Public comments on the plan were critical, citing aesthetic discord with the surrounding neighborhood, strain on local roads, lack of tree preservation, and loss of old buildings. Members of the commission were also skeptical.
A summary of the commission’s review of the plan reads, “No action was taken. Project too dense, overwhelms the site, and generally not acceptable.” In early February 2023, Davis Developments abruptly dropped the project and canceled its option on McKee’s property, offering no explanation.
It’s not clear what will happen next. McKee said he likes living where he does and isn’t eager to move. But he also recognizes that it’s designated as a high-density area and is bound to be developed accordingly. “Something beautiful will be here in a hundred years,” he said. “Something smart and beautiful.”
The other projects proposed for the area have likewise raised concerns about increased traffic, loss of green space, stormwater control, and incompatibility with surrounding single-family homes. On the advice of the Community Design Commission, town planners are now looking at the projects more comprehensively, assessing how they will, altogether, affect the character of the area. As yet, however, no formal project applications have been made.
A past worth preserving?
The architectural historians who evaluated the Ruth-Sizemore store deemed it eligible for National Historic Register listing as “a rare surviving representation of a rural Durham County store.” Further study and a formal nomination would be needed to seek National Register listing. In view of that possibility, DOLR planned to protect the building. But no one has since expressed interest in its preservation.

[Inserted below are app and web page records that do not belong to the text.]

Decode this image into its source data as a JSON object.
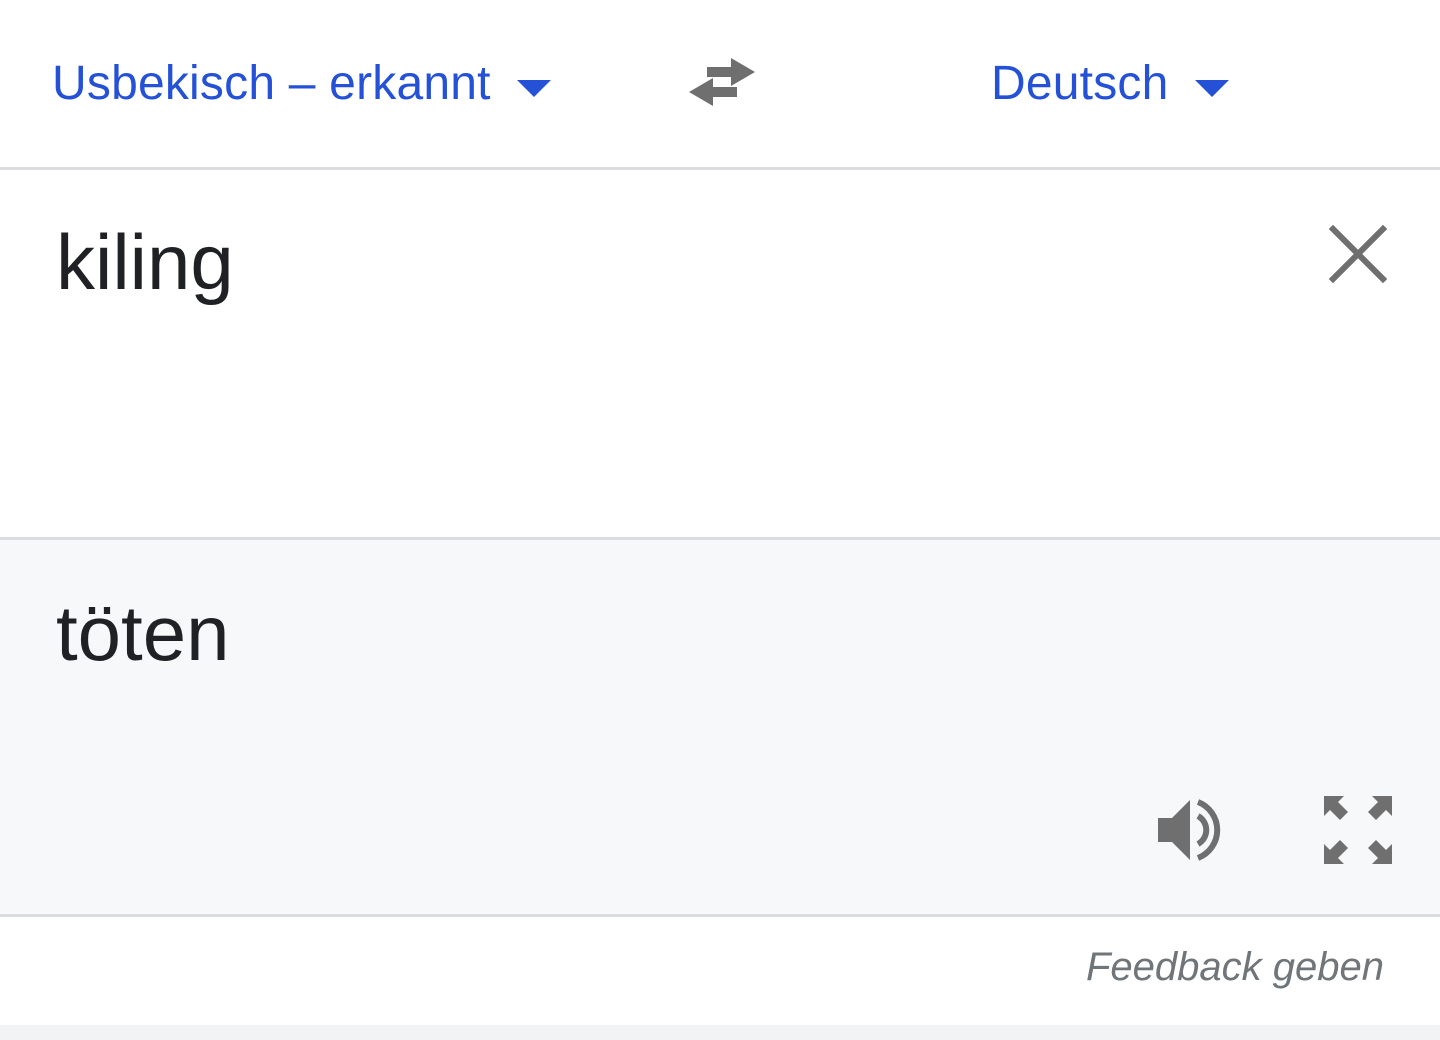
{
  "language_bar": {
    "source_language": "Usbekisch – erkannt",
    "target_language": "Deutsch",
    "swap_icon": "swap-arrows-icon"
  },
  "source": {
    "text": "kiling",
    "clear_icon": "close-icon"
  },
  "translation": {
    "text": "töten",
    "speak_icon": "volume-icon",
    "fullscreen_icon": "fullscreen-icon"
  },
  "footer": {
    "feedback_label": "Feedback geben"
  },
  "colors": {
    "accent": "#2451d6",
    "icon": "#6f6f6f",
    "text": "#202124",
    "muted": "#70757a",
    "translation_bg": "#f7f8fa",
    "divider": "#dadce0"
  }
}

Even McKee, who describes himself as a history buff, is ambivalent. “They’re not extraordinarily significant,” he said of the store and pool hall. Nor is the history of the place entirely uplifting. McKee noted that the store and the pool hall were built during the Jim Crow era and likely operated according to Jim Crow rules. “It’s not all a pretty story,” McKee said.
Yet McKee has put much work over the years into keeping the buildings intact. “Certainly they’re worth trying to keep from falling down,” he said. He thinks the old store would be a great place for a bike shop.

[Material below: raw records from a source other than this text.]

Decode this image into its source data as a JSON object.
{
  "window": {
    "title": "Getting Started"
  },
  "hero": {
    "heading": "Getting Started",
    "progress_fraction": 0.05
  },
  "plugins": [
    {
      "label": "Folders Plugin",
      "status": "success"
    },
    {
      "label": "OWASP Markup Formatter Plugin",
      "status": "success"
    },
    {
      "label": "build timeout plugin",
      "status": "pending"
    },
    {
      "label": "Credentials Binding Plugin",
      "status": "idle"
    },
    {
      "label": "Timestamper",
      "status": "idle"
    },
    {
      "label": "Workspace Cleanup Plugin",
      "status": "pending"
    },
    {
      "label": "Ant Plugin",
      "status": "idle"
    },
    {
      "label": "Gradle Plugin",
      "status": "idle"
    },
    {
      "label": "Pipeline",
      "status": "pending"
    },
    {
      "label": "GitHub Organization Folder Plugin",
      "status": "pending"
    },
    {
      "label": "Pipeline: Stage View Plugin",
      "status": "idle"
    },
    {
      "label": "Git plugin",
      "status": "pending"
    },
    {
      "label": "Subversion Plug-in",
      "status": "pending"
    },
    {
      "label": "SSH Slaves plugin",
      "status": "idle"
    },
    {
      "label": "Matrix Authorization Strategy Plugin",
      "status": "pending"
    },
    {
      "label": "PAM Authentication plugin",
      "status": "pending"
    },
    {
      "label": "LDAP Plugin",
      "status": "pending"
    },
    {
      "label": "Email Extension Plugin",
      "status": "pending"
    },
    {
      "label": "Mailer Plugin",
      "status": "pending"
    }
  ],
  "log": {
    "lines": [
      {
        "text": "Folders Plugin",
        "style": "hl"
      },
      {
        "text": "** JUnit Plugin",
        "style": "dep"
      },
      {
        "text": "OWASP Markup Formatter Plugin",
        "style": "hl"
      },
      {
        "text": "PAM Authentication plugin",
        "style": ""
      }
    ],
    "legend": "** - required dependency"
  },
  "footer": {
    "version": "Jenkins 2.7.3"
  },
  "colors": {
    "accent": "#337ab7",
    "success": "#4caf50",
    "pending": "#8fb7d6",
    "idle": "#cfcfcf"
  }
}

Duval, too, is looking back and ahead with mixed feelings. “It’s a wonderful neighborhood. It really is. When the time comes to turn the house over, yeah, I’ll cry,” she said. “But it will be good to get rid of some of the memories that come with these four walls and open a new page, whatever that may be.”
This article was updated Feb. 16, 2023, to remove specification of the types of metal at the gas station that were requisitioned for the WWII war effort. A previous version specified “signage, underground tanks.”
Michael Schwalbe regularly writes the Bike Beat column for The Local Reporter (TLR). He is a retired professor of sociology and has lived in Chapel Hill since 1990. TLR is pleased to publish this news and history piece from him.
Well done. I love that neck of the woods and will miss it when developed. It’s a wonderful cubby of ruralness in our area. My dog and I have enjoyed walking around there.
I love that neck of the woods. Such a cubby of ruralness in the midst of our booming area. My dog and I enjoy walking there.
Thanks for digging into this interesting niche. I’ve always liked seeing those two little buildings and wondered about their history. Old NC. Disappearing fast around here, I’m sorry to see.